Data extracts below:
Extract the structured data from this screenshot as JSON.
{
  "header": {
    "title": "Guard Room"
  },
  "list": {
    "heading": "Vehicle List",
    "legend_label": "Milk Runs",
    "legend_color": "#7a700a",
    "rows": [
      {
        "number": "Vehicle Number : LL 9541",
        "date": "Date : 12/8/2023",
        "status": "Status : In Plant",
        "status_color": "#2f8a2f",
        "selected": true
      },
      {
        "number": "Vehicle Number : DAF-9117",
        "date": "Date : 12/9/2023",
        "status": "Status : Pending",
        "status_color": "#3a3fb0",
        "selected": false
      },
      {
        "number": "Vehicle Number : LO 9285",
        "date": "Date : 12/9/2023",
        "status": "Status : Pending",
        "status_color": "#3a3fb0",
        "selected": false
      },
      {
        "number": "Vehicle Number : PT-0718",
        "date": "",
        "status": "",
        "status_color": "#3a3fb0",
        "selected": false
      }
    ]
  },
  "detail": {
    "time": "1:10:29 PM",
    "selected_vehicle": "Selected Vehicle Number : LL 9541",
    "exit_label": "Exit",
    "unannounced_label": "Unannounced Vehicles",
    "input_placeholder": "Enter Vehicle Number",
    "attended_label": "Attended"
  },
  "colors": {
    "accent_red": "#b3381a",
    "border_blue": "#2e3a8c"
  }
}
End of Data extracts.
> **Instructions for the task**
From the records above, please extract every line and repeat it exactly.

> **Answer to the problem**
Extract the structured data from this screenshot as JSON.
{
  "header": {
    "title": "Guard Room"
  },
  "list": {
    "heading": "Vehicle List",
    "legend_label": "Milk Runs",
    "legend_color": "#7a700a",
    "rows": [
      {
        "number": "Vehicle Number : LL 9541",
        "date": "Date : 12/8/2023",
        "status": "Status : In Plant",
        "status_color": "#2f8a2f",
        "selected": true
      },
      {
        "number": "Vehicle Number : DAF-9117",
        "date": "Date : 12/9/2023",
        "status": "Status : Pending",
        "status_color": "#3a3fb0",
        "selected": false
      },
      {
        "number": "Vehicle Number : LO 9285",
        "date": "Date : 12/9/2023",
        "status": "Status : Pending",
        "status_color": "#3a3fb0",
        "selected": false
      },
      {
        "number": "Vehicle Number : PT-0718",
        "date": "",
        "status": "",
        "status_color": "#3a3fb0",
        "selected": false
      }
    ]
  },
  "detail": {
    "time": "1:10:29 PM",
    "selected_vehicle": "Selected Vehicle Number : LL 9541",
    "exit_label": "Exit",
    "unannounced_label": "Unannounced Vehicles",
    "input_placeholder": "Enter Vehicle Number",
    "attended_label": "Attended"
  },
  "colors": {
    "accent_red": "#b3381a",
    "border_blue": "#2e3a8c"
  }
}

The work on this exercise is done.